We often discuss art this way: the artist had something he wanted to express, and then he just, you know, expressed it. That is, we buy into some version of the intentional fallacy: the notion that art is about having a clear-cut intention and then confidently executing same. The actual process, in my experience, is much more mysterious and beautiful and more of a pain in the ass to discuss truthfully.
In my view, all art begins in that instant of intuitive preference.
To me, “The Darling” is about a tendency, present in all of us, to misunderstand love as “complete absorption in,” rather than “in full communication with.”
Having stumbled back to the sledge Vasili Andreevich caught hold of it and for a long time stood motionless, trying to calm himself and recover his breath. Nikita was not in his former place, but something, already covered with snow, was lying in the sledge and Vasili Andreevich concluded that this was Nikita.
Like any self-respecting Russian artisan, Ivan Yakovlevich was a terrible drunkard.
But I must go and bathe first, I don’t think I’ve had a wash since spring.
“Yes, it’s a long time since I’ve bathed,” he said, as he undressed. “I’ve an excellent bathing-cabin, as you see—it was put up by my father—but somehow I never find time to use it.” He sat down on the steps and lathered his long hair and neck, and the water around him turned brown. “I say—” observed Ivan Ivanych significantly, looking at his head. “I haven’t had a good wash for a long time,” repeated Alyohin, embarrassed, and soaped himself once more; the water about him turned dark-blue, the color of ink.
Money, like vodka, can do queer things to a man.
I made my way to the house and was met by a fat dog with reddish hair that looked like a pig. It wanted to bark, but was too lazy. The cook, a fat, barelegged woman, who also looked like a pig, came out of the kitchen and said that the master was resting after dinner.

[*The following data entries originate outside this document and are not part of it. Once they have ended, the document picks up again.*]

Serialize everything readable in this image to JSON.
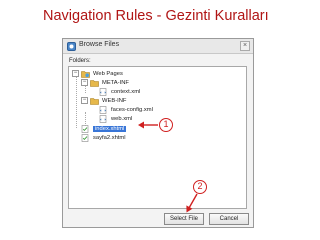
{
  "slide": {
    "title": "Navigation Rules - Gezinti Kuralları"
  },
  "dialog": {
    "title": "Browse Files",
    "close_glyph": "×",
    "folders_label": "Folders:",
    "tree": [
      {
        "label": "Web Pages",
        "icon": "web-folder-icon",
        "toggle": "−"
      },
      {
        "label": "META-INF",
        "icon": "folder-icon",
        "toggle": "−"
      },
      {
        "label": "context.xml",
        "icon": "xml-file-icon"
      },
      {
        "label": "WEB-INF",
        "icon": "folder-icon",
        "toggle": "−"
      },
      {
        "label": "faces-config.xml",
        "icon": "xml-file-icon"
      },
      {
        "label": "web.xml",
        "icon": "xml-file-icon"
      },
      {
        "label": "index.xhtml",
        "icon": "xhtml-file-icon",
        "selected": true
      },
      {
        "label": "sayfa2.xhtml",
        "icon": "xhtml-file-icon"
      }
    ],
    "buttons": {
      "select": "Select File",
      "cancel": "Cancel"
    }
  },
  "callouts": {
    "one": "1",
    "two": "2"
  },
  "colors": {
    "title": "#b01515",
    "callout": "#d02020",
    "selection": "#3875d7"
  }
}
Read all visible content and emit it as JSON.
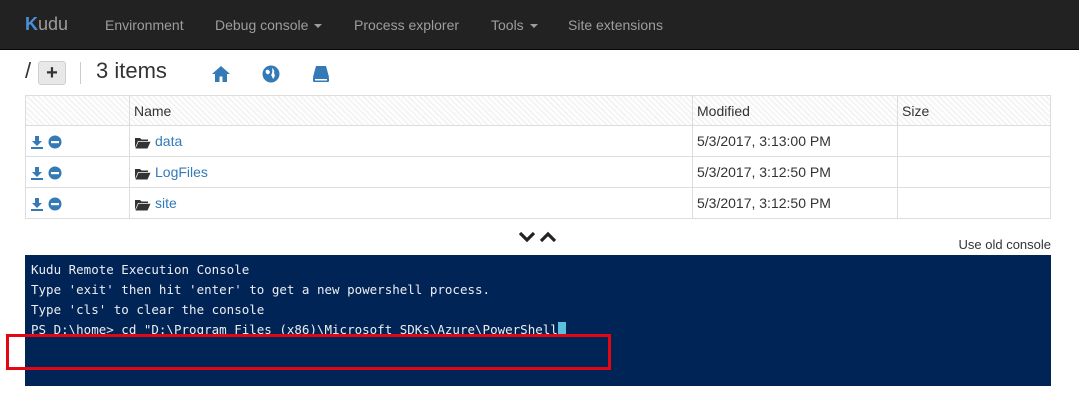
{
  "navbar": {
    "brand": "udu",
    "brand_k": "K",
    "items": [
      {
        "label": "Environment",
        "dropdown": false
      },
      {
        "label": "Debug console",
        "dropdown": true
      },
      {
        "label": "Process explorer",
        "dropdown": false
      },
      {
        "label": "Tools",
        "dropdown": true
      },
      {
        "label": "Site extensions",
        "dropdown": false
      }
    ]
  },
  "breadcrumb": {
    "path": "/",
    "add_label": "+",
    "items_count": "3 items",
    "icons": [
      "home-icon",
      "globe-icon",
      "drive-icon"
    ]
  },
  "file_table": {
    "columns": [
      "",
      "Name",
      "Modified",
      "Size"
    ],
    "rows": [
      {
        "name": "data",
        "modified": "5/3/2017, 3:13:00 PM",
        "size": ""
      },
      {
        "name": "LogFiles",
        "modified": "5/3/2017, 3:12:50 PM",
        "size": ""
      },
      {
        "name": "site",
        "modified": "5/3/2017, 3:12:50 PM",
        "size": ""
      }
    ]
  },
  "console_link": "Use old console",
  "console": {
    "lines": [
      "Kudu Remote Execution Console",
      "Type 'exit' then hit 'enter' to get a new powershell process.",
      "Type 'cls' to clear the console",
      ""
    ],
    "prompt": "PS D:\\home> cd \"D:\\Program Files (x86)\\Microsoft SDKs\\Azure\\PowerShell"
  },
  "colors": {
    "navbar_bg": "#222222",
    "console_bg": "#012456",
    "link": "#337ab7",
    "highlight": "#e30613"
  }
}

But in his best stories (and here I’d include, in addition to the three in this book, “The Lady with the Pet Dog,” “In the Ravine,” “Enemies,” “About Love,” and “The Bishop”) he seems to be using the form to move beyond opinions, to destabilize the usual ways we go about formulating them.
The critic Dave Hickey has written about this, the notion that saying what art should do might enable a reactionary establishment to start saying what it must do, and then to begin silencing those artists whose works aren’t doing that. In other words, whenever we get up on the soapbox and sing fiction’s praises, explaining how good it is for everyone, we’re actually limiting its freedom to be…whatever it wants to be (perverse, contrary, frivolous, objectionable, useless, too difficult for any but a few to read, and so on).
At its best, in my experience, artistic mentoring works something like this: the mentor strongly expresses his view as if it is the only and entirely correct view. The student pretends to accept that position: takes the teacher on faith (tries on his aesthetic principles for size, surrenders to his approach), to see if there might be something in it. At the end of the mentoring period (now), the student snaps out of it, disavows the teacher’s view, which is starting to feel like a set of bad-fitting clothes anyway, and goes back to her own way of thinking. But maybe along the way she’s picked up a few things. These are things she likely knew all along, of which the teacher simply reminded her.